But the most basic reason that the U.S. should not interfere militarily in Syria is because we should support self-determination. It should be left to the Syrian people to decide who will run their government. Overthrowing foreign governments is not legal, moral, or practical. It is not a safe practice to encourage. In fact, in nearly a century of warmaking, there is still no example of the United States or NATO having “liberated” a country to beneficial effect. Libya's violence is spilling into neighboring nations. Iraq is arguably in worse shape post-intervention than Syria is pre-intervention.
In the immediate term, the Green Shadow Cabinet calls on the United States government and the international community to provide humanitarian aid—food and shelter for those displaced, and assistance to countries that are providing safe haven for Syrian refugees. And the administration should invest in multilateral diplomatic efforts involving both Russia and Iran, as well as others, to push for a cease fire and an end to weapons shipments.

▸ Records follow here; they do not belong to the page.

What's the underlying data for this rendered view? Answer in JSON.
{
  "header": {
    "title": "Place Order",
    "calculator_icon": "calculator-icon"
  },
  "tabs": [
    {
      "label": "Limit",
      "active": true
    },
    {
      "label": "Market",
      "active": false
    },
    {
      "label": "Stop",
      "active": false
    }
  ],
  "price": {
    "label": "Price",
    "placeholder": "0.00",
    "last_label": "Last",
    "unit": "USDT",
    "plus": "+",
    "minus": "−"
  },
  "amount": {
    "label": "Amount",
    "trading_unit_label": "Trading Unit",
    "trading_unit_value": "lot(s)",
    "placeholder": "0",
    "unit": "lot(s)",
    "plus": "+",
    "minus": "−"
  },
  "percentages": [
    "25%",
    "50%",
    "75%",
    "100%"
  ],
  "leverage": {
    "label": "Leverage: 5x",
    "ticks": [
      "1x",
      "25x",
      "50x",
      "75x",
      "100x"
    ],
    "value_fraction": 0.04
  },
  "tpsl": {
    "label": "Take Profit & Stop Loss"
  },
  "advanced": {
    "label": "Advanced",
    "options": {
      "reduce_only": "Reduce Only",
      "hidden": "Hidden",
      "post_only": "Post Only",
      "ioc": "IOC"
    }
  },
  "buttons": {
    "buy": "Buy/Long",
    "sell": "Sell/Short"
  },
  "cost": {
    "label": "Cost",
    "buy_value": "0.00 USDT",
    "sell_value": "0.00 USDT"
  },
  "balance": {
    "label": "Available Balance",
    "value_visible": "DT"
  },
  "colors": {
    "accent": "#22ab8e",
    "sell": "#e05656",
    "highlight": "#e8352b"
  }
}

In the long term, we must win an international ban on weapons and war profiteering, which is a major factor in feeding the cycle of violence.

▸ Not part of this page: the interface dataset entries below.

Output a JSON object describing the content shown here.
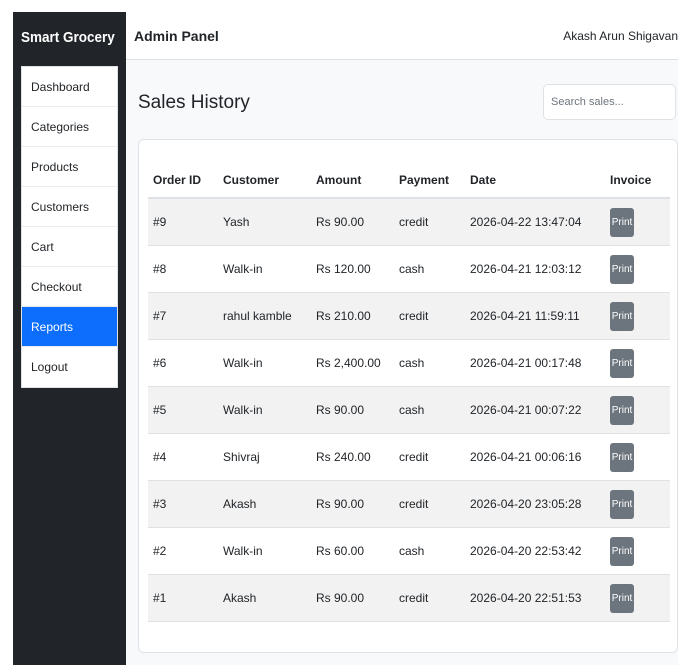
{
  "sidebar": {
    "brand": "Smart Grocery",
    "items": [
      {
        "label": "Dashboard",
        "active": false
      },
      {
        "label": "Categories",
        "active": false
      },
      {
        "label": "Products",
        "active": false
      },
      {
        "label": "Customers",
        "active": false
      },
      {
        "label": "Cart",
        "active": false
      },
      {
        "label": "Checkout",
        "active": false
      },
      {
        "label": "Reports",
        "active": true
      },
      {
        "label": "Logout",
        "active": false
      }
    ]
  },
  "header": {
    "title": "Admin Panel",
    "user": "Akash Arun Shigavan"
  },
  "main": {
    "page_title": "Sales History",
    "search_placeholder": "Search sales..."
  },
  "table": {
    "columns": [
      "Order ID",
      "Customer",
      "Amount",
      "Payment",
      "Date",
      "Invoice"
    ],
    "rows": [
      {
        "id": "#9",
        "customer": "Yash",
        "amount": "Rs 90.00",
        "payment": "credit",
        "date": "2026-04-22 13:47:04",
        "action": "Print"
      },
      {
        "id": "#8",
        "customer": "Walk-in",
        "amount": "Rs 120.00",
        "payment": "cash",
        "date": "2026-04-21 12:03:12",
        "action": "Print"
      },
      {
        "id": "#7",
        "customer": "rahul kamble",
        "amount": "Rs 210.00",
        "payment": "credit",
        "date": "2026-04-21 11:59:11",
        "action": "Print"
      },
      {
        "id": "#6",
        "customer": "Walk-in",
        "amount": "Rs 2,400.00",
        "payment": "cash",
        "date": "2026-04-21 00:17:48",
        "action": "Print"
      },
      {
        "id": "#5",
        "customer": "Walk-in",
        "amount": "Rs 90.00",
        "payment": "cash",
        "date": "2026-04-21 00:07:22",
        "action": "Print"
      },
      {
        "id": "#4",
        "customer": "Shivraj",
        "amount": "Rs 240.00",
        "payment": "credit",
        "date": "2026-04-21 00:06:16",
        "action": "Print"
      },
      {
        "id": "#3",
        "customer": "Akash",
        "amount": "Rs 90.00",
        "payment": "credit",
        "date": "2026-04-20 23:05:28",
        "action": "Print"
      },
      {
        "id": "#2",
        "customer": "Walk-in",
        "amount": "Rs 60.00",
        "payment": "cash",
        "date": "2026-04-20 22:53:42",
        "action": "Print"
      },
      {
        "id": "#1",
        "customer": "Akash",
        "amount": "Rs 90.00",
        "payment": "credit",
        "date": "2026-04-20 22:51:53",
        "action": "Print"
      }
    ]
  },
  "colors": {
    "sidebar_bg": "#212529",
    "active": "#0d6efd",
    "print_button": "#6c757d",
    "stripe": "#f2f2f2"
  }
}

LEAH BOLGER is Secretary of Defense in the Green Shadow Cabinet. She is a former Commander in the United States Navy, retired.
DAVID SWANSON is Secretary of Peace in the Green Shadow Cabinet. He is author of War is a Lie, When the World Outlawed War, and The Military Industrial Complex at 50.
This past Saturday morning felt like mid-winter in Asheville, North Carolina, but was actually some weeks past tax day, and dozens of people were gathered in front of a federal building to say something about what federal income taxes are used for -- something much more unusual than one would expect.
Posters carried messages including: "War steals from the poor" and "Defund Militerrorism." This in itself was not so unusual. Opponents of war often use tax season to inform their friends and neighbors that roughly half of income tax dollars go to war preparation. We could have the educations and health and happiness that other nations have if we didn't waste our money on the military, we say. We'd have more and better jobs, and jobs we could feel better about, we tell people.
If only our taxes weren't put to such bad ends.
But the people gathered from across the country in Asheville on Saturday were in town for a meeting of the National War Tax Resistance Coordinating Committee. They had gathered on Saturday morning to announce the awarding of grants of thousands of dollars to a long list of great humanitarian causes -- all the things we wish our taxes were going to. For these people, this is in fact what their taxes are going to. Many of them have put the dollars they owe in taxes into one of a number of funds set up for this purpose. They can take their money back if they choose, but meanwhile the interest it earns goes to worthy causes of their choosing in the form of these grants announced in something more like a celebration than the usual tax-day lamentation that war opponents are all familiar with.
Following the announcements in front of the federal building, the small crowd stretched out in a long single-file line walking through Asheville, posters held high, making a tour of locations in the lives of the homeless and destitute, locations in need of the money that went to buy the bombs Israel was just then dropping on Syria.